population of 38,950. Livingston County was
created on February 27, 1837. The county
seat is Pontiac. The county is named
for Edward Livingston (1764-1836), prominent jurist, Congressman from
New York and Louisiana, and United States Secretary of State from 1831
Livingston County comprises the Pontiac, IL Micropolitan Statistical Area, which is included in the Bloomington-Pontiac, IL Combined Statistical Area.
The county is named or Edward Livingston, United States Secretary of State under President Andrew Jackson.
County QuickFacts: CensusBureau Quick Facts
Livingston County was created on February 27, 1837 (Laws, 1837, p. 33) and was formed from unorganized land, La Salle
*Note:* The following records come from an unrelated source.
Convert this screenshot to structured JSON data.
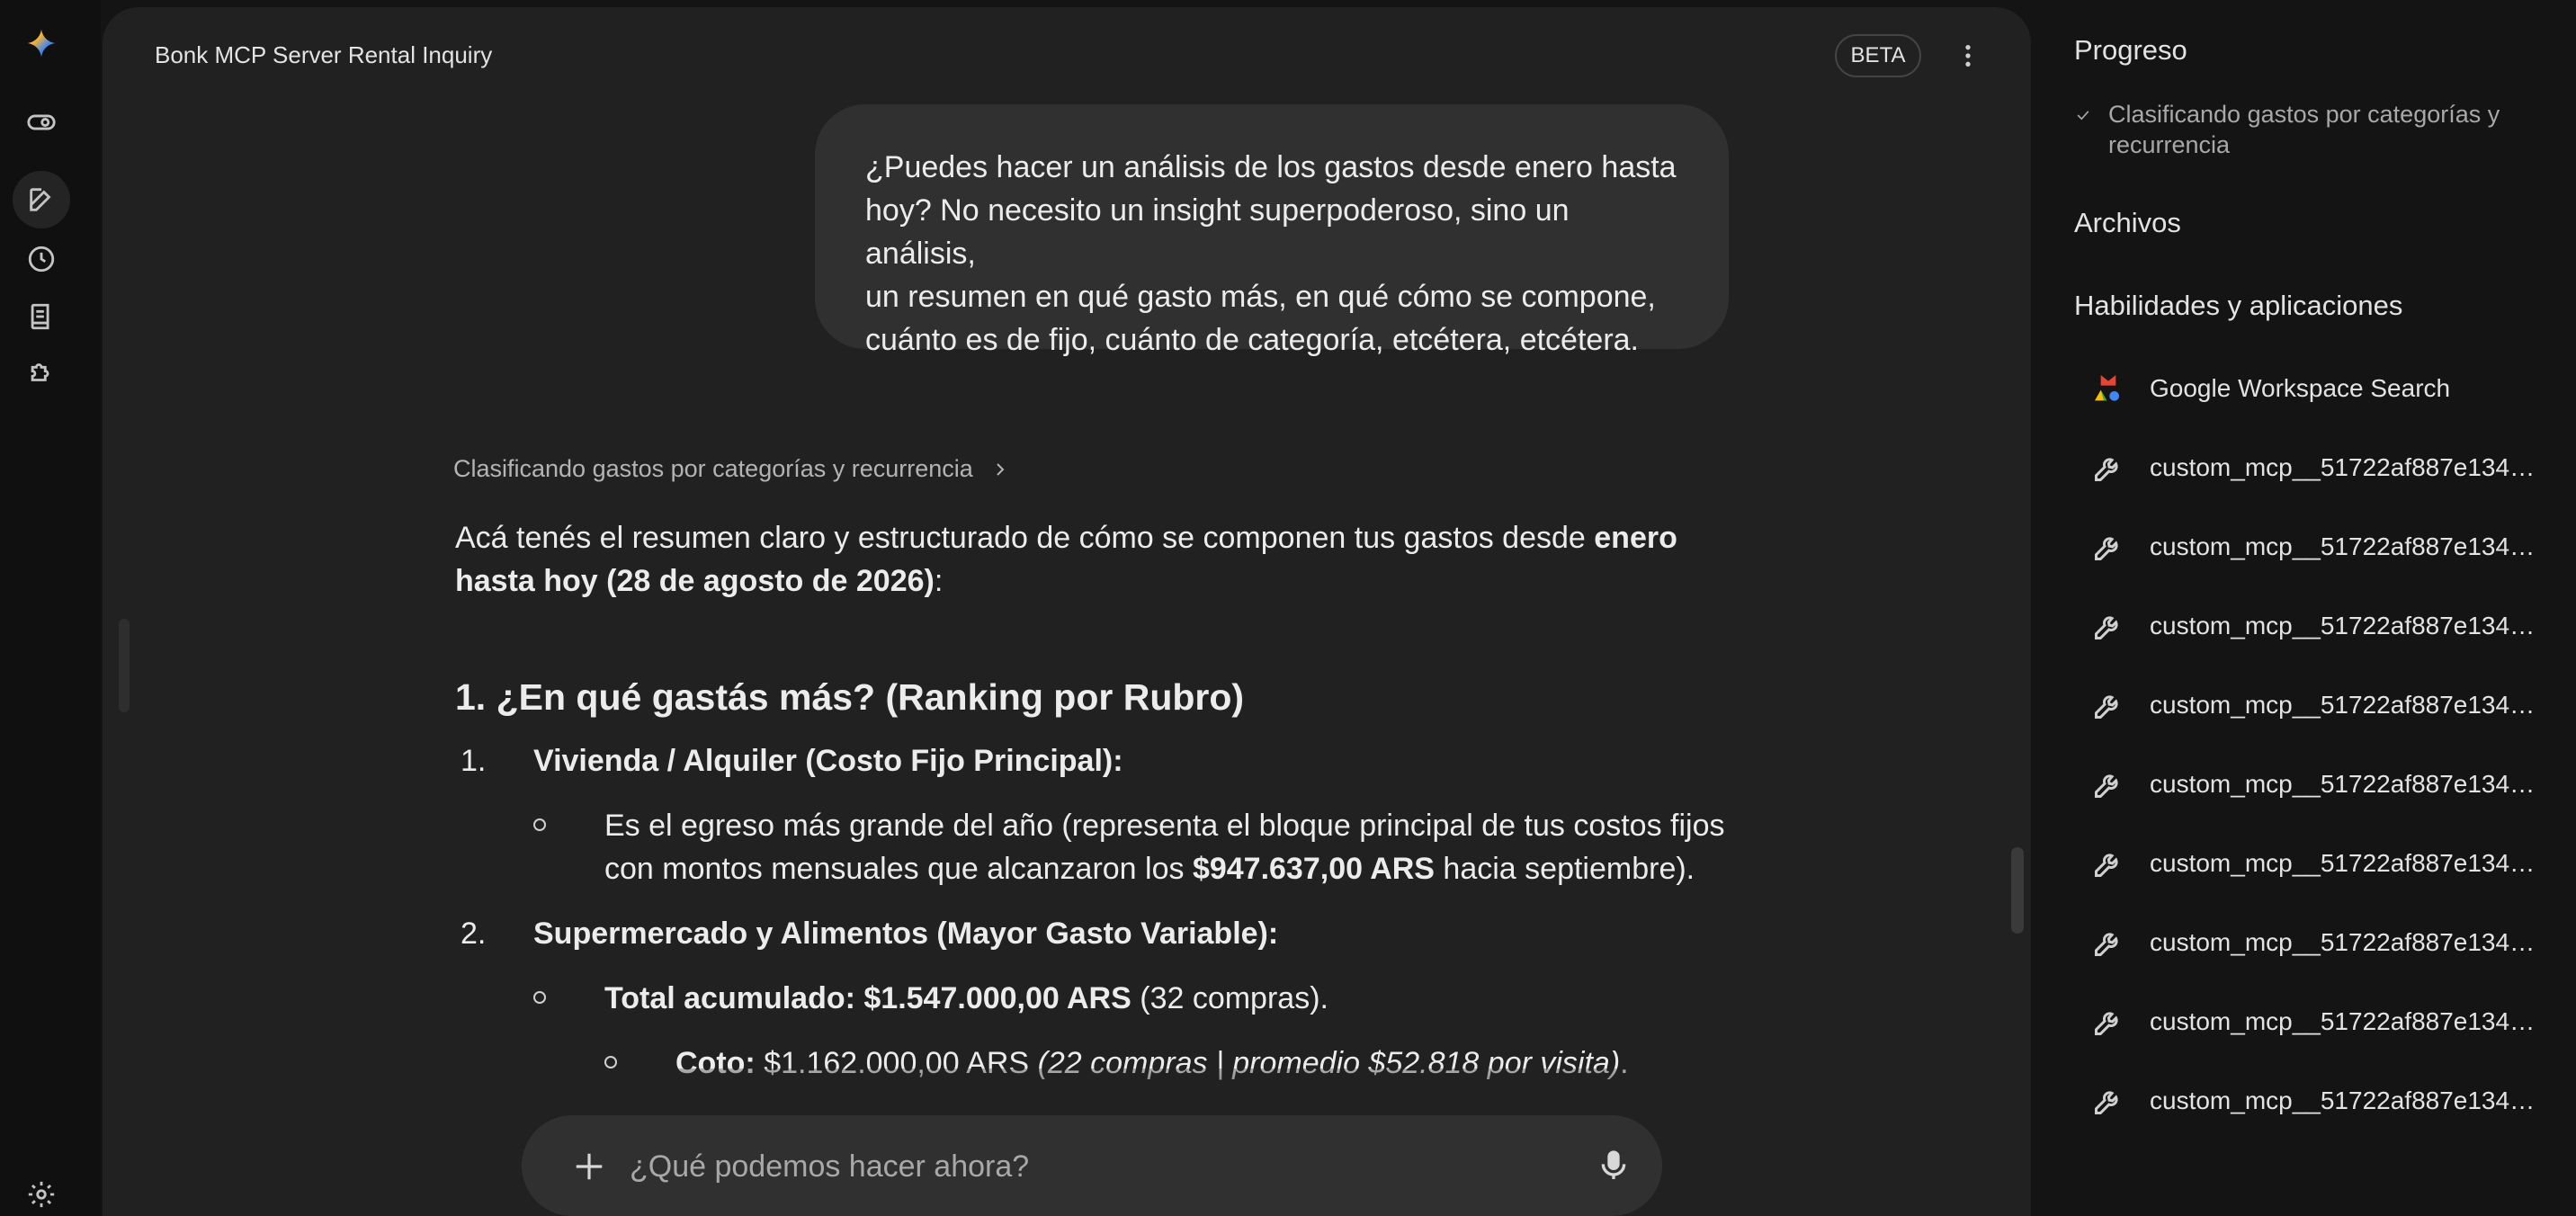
{
  "rail": {
    "items": [
      "gemini-logo",
      "toggle",
      "new-chat",
      "history",
      "notebook",
      "extensions",
      "settings"
    ]
  },
  "header": {
    "title": "Bonk MCP Server Rental Inquiry",
    "badge": "BETA"
  },
  "conversation": {
    "user_message_lines": [
      "¿Puedes hacer un análisis de los gastos desde enero hasta",
      "hoy? No necesito un insight superpoderoso, sino un análisis,",
      "un resumen en qué gasto más, en qué cómo se compone,",
      "cuánto es de fijo, cuánto de categoría, etcétera, etcétera."
    ],
    "thinking_label": "Clasificando gastos por categorías y recurrencia",
    "intro_1": "Acá tenés el resumen claro y estructurado de cómo se componen tus gastos desde ",
    "intro_bold_1": "enero",
    "intro_bold_2": "hasta hoy (28 de agosto de 2026)",
    "intro_end": ":",
    "heading": "1. ¿En qué gastás más? (Ranking por Rubro)",
    "item1_num": "1.",
    "item1_title": "Vivienda / Alquiler (Costo Fijo Principal):",
    "item1_sub_line1": "Es el egreso más grande del año (representa el bloque principal de tus costos fijos",
    "item1_sub_line2_a": "con montos mensuales que alcanzaron los ",
    "item1_sub_line2_b": "$947.637,00 ARS",
    "item1_sub_line2_c": " hacia septiembre).",
    "item2_num": "2.",
    "item2_title": "Supermercado y Alimentos (Mayor Gasto Variable):",
    "item2_sub_bold": "Total acumulado: $1.547.000,00 ARS",
    "item2_sub_rest": " (32 compras).",
    "item2_subsub_bold": "Coto:",
    "item2_subsub_rest": " $1.162.000,00 ARS ",
    "item2_subsub_italic": "(22 compras | promedio $52.818 por visita)",
    "item2_subsub_end": "."
  },
  "composer": {
    "placeholder": "¿Qué podemos hacer ahora?"
  },
  "side": {
    "progress_title": "Progreso",
    "progress_items": [
      "Clasificando gastos por categorías y recurrencia"
    ],
    "files_title": "Archivos",
    "skills_title": "Habilidades y aplicaciones",
    "skills": [
      "Google Workspace Search",
      "custom_mcp__51722af887e1345c0...",
      "custom_mcp__51722af887e1345c0...",
      "custom_mcp__51722af887e1345c0...",
      "custom_mcp__51722af887e1345c0...",
      "custom_mcp__51722af887e1345c0...",
      "custom_mcp__51722af887e1345c0...",
      "custom_mcp__51722af887e1345c0...",
      "custom_mcp__51722af887e1345c0...",
      "custom_mcp__51722af887e1345c0..."
    ]
  },
  "colors": {
    "background": "#141414",
    "panel": "#212121",
    "bubble": "#303030",
    "text": "#e3e3e3",
    "muted": "#a8a8a8"
  }
}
and McLean Counties. Present area, or parts of it, formerly included in: LaSalle County (1831-1837), McLean County
(1831-1837), Vermilion County (1826-1837), Tazewell County (1827-1831), Fayette County (1821-1827), Edgar County
(1823-1826), Clark County (1819-1823), Crawford County (1816-1819), Edwards County (1815-1816), Madison County
(1812-1815), St. Clair County (1801-1812) and Knox, Northwest Territory (1790-1801).
The County was named for Edward Livingston, a lawyer and statesman, Mayor of the City of New York, Representative in Congress from New York and later from Louisiana, United States Senator from Louisiana, Secretary of State under Jackson, and United States Minister to France. The County Seat is Pontiac (1837-Present).
As reported by the Census Bureau, the county has a total area of 1,045 square miles (2,708 km2), of which, 1,044 square miles (2,703 km2) of it is land and 2 square miles (4 km2) of it (0.16%) is water.
Livingston county is located close to the center of Illinois.
Bordering counties are as follows: